SALT LAKE CITY (ABC4) — A boat that first set sail on the Great Salt Lake in 1902 recently was discovered as the lake shrinks to historic lows.
The Great Salt Lake’s size has shrunk by about half in terms of surface water area. Now, those low water levels are revealing some of the lake’s hidden history. Most recently, a sunken ship that had been lost for decades surfaced near the shore at the Great Salt Lake State Park just yards from the visitor’s center.
“It’s very exciting to see a piece of history that people can come out and see, but it’s also sad that the lake is this low,” Park Manager Dave Shearer told ABC4. “We’ve got trouble out here. Problems.”
Shearer has been with the park for more than two decades and has never seen the water levels as low as they are currently. Nonetheless, he was excited to learn about the history of the ship when it was discovered.
As the ship surfaced, Shearer explained that its hull was still intact. Its unique shape meant it would be possible to look through records and find out where it came from. Eventually, they learned that the ship was the W.E. Marsh No. 4.
“It’s leaning on its side and you’re seeing its starboard side of the hull and you can see the whole hull,” Shearer stated.
“This was one of the first boats that came out here in 1902 to build the trestle, so it was fairing people back and forth to the work site,” Shearer explained as he looked out over the observation deck at the wreckage below. “It was also used to haul or push barges around.”
He explained that the 40-foot boat made its way from San Fransico to Utah and was part of the Southern Pacific Railroad’s fleet. It was used during the construction of the Lucin Cutoff railroad trestle.
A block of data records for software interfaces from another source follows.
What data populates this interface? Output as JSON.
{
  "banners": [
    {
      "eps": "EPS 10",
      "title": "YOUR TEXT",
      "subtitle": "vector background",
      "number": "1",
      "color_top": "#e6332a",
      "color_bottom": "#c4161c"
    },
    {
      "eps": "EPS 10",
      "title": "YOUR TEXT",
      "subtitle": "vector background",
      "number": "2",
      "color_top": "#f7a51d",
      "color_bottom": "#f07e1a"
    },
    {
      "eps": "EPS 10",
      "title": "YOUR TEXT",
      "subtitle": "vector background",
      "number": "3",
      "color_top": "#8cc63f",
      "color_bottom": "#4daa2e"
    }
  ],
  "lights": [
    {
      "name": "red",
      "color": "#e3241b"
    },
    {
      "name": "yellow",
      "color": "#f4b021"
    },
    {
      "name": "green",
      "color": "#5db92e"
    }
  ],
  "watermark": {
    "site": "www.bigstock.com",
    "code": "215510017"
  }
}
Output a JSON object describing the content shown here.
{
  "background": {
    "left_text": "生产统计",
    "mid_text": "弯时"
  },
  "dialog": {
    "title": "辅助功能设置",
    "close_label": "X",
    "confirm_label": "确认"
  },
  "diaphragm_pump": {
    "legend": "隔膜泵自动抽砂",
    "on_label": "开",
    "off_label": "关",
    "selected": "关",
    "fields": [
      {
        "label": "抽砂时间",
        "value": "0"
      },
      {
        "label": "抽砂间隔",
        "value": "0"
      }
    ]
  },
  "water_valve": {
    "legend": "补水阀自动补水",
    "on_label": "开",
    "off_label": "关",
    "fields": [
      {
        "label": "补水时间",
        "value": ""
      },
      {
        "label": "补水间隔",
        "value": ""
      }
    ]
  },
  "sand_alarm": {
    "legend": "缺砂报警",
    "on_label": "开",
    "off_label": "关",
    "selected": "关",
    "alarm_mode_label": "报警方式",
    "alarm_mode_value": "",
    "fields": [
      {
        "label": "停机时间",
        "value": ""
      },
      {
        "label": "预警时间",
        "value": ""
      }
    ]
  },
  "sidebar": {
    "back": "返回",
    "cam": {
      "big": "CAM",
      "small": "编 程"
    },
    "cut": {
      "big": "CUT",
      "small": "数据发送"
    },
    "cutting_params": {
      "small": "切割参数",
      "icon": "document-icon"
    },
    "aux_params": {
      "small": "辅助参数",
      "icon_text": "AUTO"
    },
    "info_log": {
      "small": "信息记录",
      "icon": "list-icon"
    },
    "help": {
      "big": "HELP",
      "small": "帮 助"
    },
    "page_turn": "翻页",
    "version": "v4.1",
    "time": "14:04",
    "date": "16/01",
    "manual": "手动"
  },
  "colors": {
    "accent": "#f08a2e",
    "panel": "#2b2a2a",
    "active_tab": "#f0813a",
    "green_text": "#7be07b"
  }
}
The railroad used the boat for decades. Shearer explained that in 1935, a small plane carrying executives for an oil company crashed into the lake killing all three onboard. Soon after, the oil company reached out to the Southern Pacific and commissioned the boat to dredge the lake for the plane. In 1936, the boat successfully completed that mission. Southern Pacific then gifted it to the Sea Scouts “to teach young kids the art of boating, and also for community boat races, and other programs,” according to Shearer.
Around 1950, the boat disappears from history books with no record of how it sunk or if anyone was onboard.
Not far from the W.E. Marsh sits the remains of another wrecked ship. There are other wrecks that have surfaced in recent years, however, not all are as intact as the newly surfaced W.E. Marsh and their identity and history remain a mystery.
As the lake continues to shrink, more history is likely to be revealed. “There’s a rich history out here,” Shearer said. “There are a lot of wrecks out here on the Great Salt Lake that have started to surface and it’s really interesting to go out there and see them.”
On January 1, the public is invited to the park to take a guided hike in which they will learn more about the lake’s history and get a close-up look of the surfaced ship. They will get an in-depth history of the W.E. Marsh.
More information on the tour can be found by clicking here.